*Work to complete*
What is needed is a verbatim copy of all the records.

*Given information*
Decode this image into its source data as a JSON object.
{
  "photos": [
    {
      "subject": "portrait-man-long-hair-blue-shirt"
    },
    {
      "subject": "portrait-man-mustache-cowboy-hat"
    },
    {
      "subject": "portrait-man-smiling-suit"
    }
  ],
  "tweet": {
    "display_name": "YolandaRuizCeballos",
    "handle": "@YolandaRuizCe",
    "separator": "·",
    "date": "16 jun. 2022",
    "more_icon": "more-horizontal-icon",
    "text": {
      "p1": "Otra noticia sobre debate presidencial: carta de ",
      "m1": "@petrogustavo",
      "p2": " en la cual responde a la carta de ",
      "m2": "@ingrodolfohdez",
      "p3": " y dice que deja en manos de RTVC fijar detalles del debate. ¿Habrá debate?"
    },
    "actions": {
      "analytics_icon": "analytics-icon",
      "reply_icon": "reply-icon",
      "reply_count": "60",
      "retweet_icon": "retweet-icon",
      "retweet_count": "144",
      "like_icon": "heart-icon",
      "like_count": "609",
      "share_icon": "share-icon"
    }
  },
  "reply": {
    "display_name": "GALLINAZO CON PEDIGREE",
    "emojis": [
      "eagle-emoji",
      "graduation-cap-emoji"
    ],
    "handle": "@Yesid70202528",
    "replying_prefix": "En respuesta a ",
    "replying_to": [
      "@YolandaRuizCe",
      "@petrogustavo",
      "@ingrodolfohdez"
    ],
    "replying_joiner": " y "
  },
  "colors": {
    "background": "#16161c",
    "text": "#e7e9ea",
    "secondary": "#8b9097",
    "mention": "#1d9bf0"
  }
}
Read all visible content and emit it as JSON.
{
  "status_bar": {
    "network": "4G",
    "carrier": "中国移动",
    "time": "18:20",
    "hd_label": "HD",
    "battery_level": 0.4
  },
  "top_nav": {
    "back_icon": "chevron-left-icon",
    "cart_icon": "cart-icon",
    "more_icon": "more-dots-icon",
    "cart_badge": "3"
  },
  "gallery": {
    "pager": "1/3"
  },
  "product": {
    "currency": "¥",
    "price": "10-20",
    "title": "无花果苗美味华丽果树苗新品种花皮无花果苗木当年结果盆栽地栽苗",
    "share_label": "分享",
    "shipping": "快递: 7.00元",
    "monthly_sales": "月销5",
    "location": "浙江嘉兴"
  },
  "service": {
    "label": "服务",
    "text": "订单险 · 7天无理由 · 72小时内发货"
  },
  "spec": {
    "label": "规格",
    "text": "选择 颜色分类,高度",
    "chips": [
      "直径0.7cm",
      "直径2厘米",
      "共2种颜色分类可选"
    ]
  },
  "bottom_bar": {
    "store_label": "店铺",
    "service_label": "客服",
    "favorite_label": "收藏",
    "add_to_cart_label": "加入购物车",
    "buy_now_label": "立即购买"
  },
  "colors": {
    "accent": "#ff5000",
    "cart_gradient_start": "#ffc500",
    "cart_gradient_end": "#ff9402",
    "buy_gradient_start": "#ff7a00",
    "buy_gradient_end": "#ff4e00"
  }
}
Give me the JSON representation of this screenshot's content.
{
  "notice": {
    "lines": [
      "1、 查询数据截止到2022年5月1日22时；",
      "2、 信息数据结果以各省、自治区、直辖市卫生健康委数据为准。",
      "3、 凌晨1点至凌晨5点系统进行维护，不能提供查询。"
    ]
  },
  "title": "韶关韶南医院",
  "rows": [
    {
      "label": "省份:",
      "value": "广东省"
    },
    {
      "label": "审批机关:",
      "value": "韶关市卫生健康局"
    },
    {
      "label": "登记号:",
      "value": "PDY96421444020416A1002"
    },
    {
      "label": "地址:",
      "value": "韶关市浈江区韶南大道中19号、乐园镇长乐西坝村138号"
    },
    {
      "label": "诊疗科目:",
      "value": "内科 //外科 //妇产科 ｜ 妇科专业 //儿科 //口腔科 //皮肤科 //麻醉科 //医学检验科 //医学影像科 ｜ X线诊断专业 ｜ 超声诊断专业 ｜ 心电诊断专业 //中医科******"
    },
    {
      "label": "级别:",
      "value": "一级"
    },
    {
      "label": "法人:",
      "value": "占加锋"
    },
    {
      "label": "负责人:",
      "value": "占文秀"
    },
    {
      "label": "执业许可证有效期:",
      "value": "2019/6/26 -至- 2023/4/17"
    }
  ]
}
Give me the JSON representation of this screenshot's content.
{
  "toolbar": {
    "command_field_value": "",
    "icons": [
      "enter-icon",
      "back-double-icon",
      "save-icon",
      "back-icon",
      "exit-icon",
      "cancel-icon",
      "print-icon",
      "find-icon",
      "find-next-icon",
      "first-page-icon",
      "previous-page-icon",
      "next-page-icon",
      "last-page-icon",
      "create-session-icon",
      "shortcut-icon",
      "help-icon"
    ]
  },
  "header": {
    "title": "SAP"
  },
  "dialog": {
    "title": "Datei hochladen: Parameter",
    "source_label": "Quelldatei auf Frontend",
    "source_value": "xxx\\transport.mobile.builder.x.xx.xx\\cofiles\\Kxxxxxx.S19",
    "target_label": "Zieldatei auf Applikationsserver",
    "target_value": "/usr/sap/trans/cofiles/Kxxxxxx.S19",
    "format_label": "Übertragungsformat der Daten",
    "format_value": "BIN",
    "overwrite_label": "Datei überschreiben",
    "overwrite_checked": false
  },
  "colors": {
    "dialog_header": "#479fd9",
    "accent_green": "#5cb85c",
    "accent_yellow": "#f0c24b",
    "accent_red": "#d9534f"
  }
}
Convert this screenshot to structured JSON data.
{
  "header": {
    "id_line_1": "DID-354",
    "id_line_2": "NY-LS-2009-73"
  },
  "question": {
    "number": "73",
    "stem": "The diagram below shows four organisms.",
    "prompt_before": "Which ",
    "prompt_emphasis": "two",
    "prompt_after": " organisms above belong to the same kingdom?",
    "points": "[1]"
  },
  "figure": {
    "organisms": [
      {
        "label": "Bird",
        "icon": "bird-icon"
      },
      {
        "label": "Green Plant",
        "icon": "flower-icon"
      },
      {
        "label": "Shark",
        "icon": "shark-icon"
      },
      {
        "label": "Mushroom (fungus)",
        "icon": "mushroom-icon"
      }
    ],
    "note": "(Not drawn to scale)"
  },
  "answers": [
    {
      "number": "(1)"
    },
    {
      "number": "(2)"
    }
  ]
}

*Exercise output*
Decode this image into its source data as a JSON object.
{
  "photos": [
    {
      "subject": "portrait-man-long-hair-blue-shirt"
    },
    {
      "subject": "portrait-man-mustache-cowboy-hat"
    },
    {
      "subject": "portrait-man-smiling-suit"
    }
  ],
  "tweet": {
    "display_name": "YolandaRuizCeballos",
    "handle": "@YolandaRuizCe",
    "separator": "·",
    "date": "16 jun. 2022",
    "more_icon": "more-horizontal-icon",
    "text": {
      "p1": "Otra noticia sobre debate presidencial: carta de ",
      "m1": "@petrogustavo",
      "p2": " en la cual responde a la carta de ",
      "m2": "@ingrodolfohdez",
      "p3": " y dice que deja en manos de RTVC fijar detalles del debate. ¿Habrá debate?"
    },
    "actions": {
      "analytics_icon": "analytics-icon",
      "reply_icon": "reply-icon",
      "reply_count": "60",
      "retweet_icon": "retweet-icon",
      "retweet_count": "144",
      "like_icon": "heart-icon",
      "like_count": "609",
      "share_icon": "share-icon"
    }
  },
  "reply": {
    "display_name": "GALLINAZO CON PEDIGREE",
    "emojis": [
      "eagle-emoji",
      "graduation-cap-emoji"
    ],
    "handle": "@Yesid70202528",
    "replying_prefix": "En respuesta a ",
    "replying_to": [
      "@YolandaRuizCe",
      "@petrogustavo",
      "@ingrodolfohdez"
    ],
    "replying_joiner": " y "
  },
  "colors": {
    "background": "#16161c",
    "text": "#e7e9ea",
    "secondary": "#8b9097",
    "mention": "#1d9bf0"
  }
}
Read all visible content and emit it as JSON.
{
  "status_bar": {
    "network": "4G",
    "carrier": "中国移动",
    "time": "18:20",
    "hd_label": "HD",
    "battery_level": 0.4
  },
  "top_nav": {
    "back_icon": "chevron-left-icon",
    "cart_icon": "cart-icon",
    "more_icon": "more-dots-icon",
    "cart_badge": "3"
  },
  "gallery": {
    "pager": "1/3"
  },
  "product": {
    "currency": "¥",
    "price": "10-20",
    "title": "无花果苗美味华丽果树苗新品种花皮无花果苗木当年结果盆栽地栽苗",
    "share_label": "分享",
    "shipping": "快递: 7.00元",
    "monthly_sales": "月销5",
    "location": "浙江嘉兴"
  },
  "service": {
    "label": "服务",
    "text": "订单险 · 7天无理由 · 72小时内发货"
  },
  "spec": {
    "label": "规格",
    "text": "选择 颜色分类,高度",
    "chips": [
      "直径0.7cm",
      "直径2厘米",
      "共2种颜色分类可选"
    ]
  },
  "bottom_bar": {
    "store_label": "店铺",
    "service_label": "客服",
    "favorite_label": "收藏",
    "add_to_cart_label": "加入购物车",
    "buy_now_label": "立即购买"
  },
  "colors": {
    "accent": "#ff5000",
    "cart_gradient_start": "#ffc500",
    "cart_gradient_end": "#ff9402",
    "buy_gradient_start": "#ff7a00",
    "buy_gradient_end": "#ff4e00"
  }
}
Give me the JSON representation of this screenshot's content.
{
  "notice": {
    "lines": [
      "1、 查询数据截止到2022年5月1日22时；",
      "2、 信息数据结果以各省、自治区、直辖市卫生健康委数据为准。",
      "3、 凌晨1点至凌晨5点系统进行维护，不能提供查询。"
    ]
  },
  "title": "韶关韶南医院",
  "rows": [
    {
      "label": "省份:",
      "value": "广东省"
    },
    {
      "label": "审批机关:",
      "value": "韶关市卫生健康局"
    },
    {
      "label": "登记号:",
      "value": "PDY96421444020416A1002"
    },
    {
      "label": "地址:",
      "value": "韶关市浈江区韶南大道中19号、乐园镇长乐西坝村138号"
    },
    {
      "label": "诊疗科目:",
      "value": "内科 //外科 //妇产科 ｜ 妇科专业 //儿科 //口腔科 //皮肤科 //麻醉科 //医学检验科 //医学影像科 ｜ X线诊断专业 ｜ 超声诊断专业 ｜ 心电诊断专业 //中医科******"
    },
    {
      "label": "级别:",
      "value": "一级"
    },
    {
      "label": "法人:",
      "value": "占加锋"
    },
    {
      "label": "负责人:",
      "value": "占文秀"
    },
    {
      "label": "执业许可证有效期:",
      "value": "2019/6/26 -至- 2023/4/17"
    }
  ]
}
Give me the JSON representation of this screenshot's content.
{
  "toolbar": {
    "command_field_value": "",
    "icons": [
      "enter-icon",
      "back-double-icon",
      "save-icon",
      "back-icon",
      "exit-icon",
      "cancel-icon",
      "print-icon",
      "find-icon",
      "find-next-icon",
      "first-page-icon",
      "previous-page-icon",
      "next-page-icon",
      "last-page-icon",
      "create-session-icon",
      "shortcut-icon",
      "help-icon"
    ]
  },
  "header": {
    "title": "SAP"
  },
  "dialog": {
    "title": "Datei hochladen: Parameter",
    "source_label": "Quelldatei auf Frontend",
    "source_value": "xxx\\transport.mobile.builder.x.xx.xx\\cofiles\\Kxxxxxx.S19",
    "target_label": "Zieldatei auf Applikationsserver",
    "target_value": "/usr/sap/trans/cofiles/Kxxxxxx.S19",
    "format_label": "Übertragungsformat der Daten",
    "format_value": "BIN",
    "overwrite_label": "Datei überschreiben",
    "overwrite_checked": false
  },
  "colors": {
    "dialog_header": "#479fd9",
    "accent_green": "#5cb85c",
    "accent_yellow": "#f0c24b",
    "accent_red": "#d9534f"
  }
}
Convert this screenshot to structured JSON data.
{
  "header": {
    "id_line_1": "DID-354",
    "id_line_2": "NY-LS-2009-73"
  },
  "question": {
    "number": "73",
    "stem": "The diagram below shows four organisms.",
    "prompt_before": "Which ",
    "prompt_emphasis": "two",
    "prompt_after": " organisms above belong to the same kingdom?",
    "points": "[1]"
  },
  "figure": {
    "organisms": [
      {
        "label": "Bird",
        "icon": "bird-icon"
      },
      {
        "label": "Green Plant",
        "icon": "flower-icon"
      },
      {
        "label": "Shark",
        "icon": "shark-icon"
      },
      {
        "label": "Mushroom (fungus)",
        "icon": "mushroom-icon"
      }
    ],
    "note": "(Not drawn to scale)"
  },
  "answers": [
    {
      "number": "(1)"
    },
    {
      "number": "(2)"
    }
  ]
}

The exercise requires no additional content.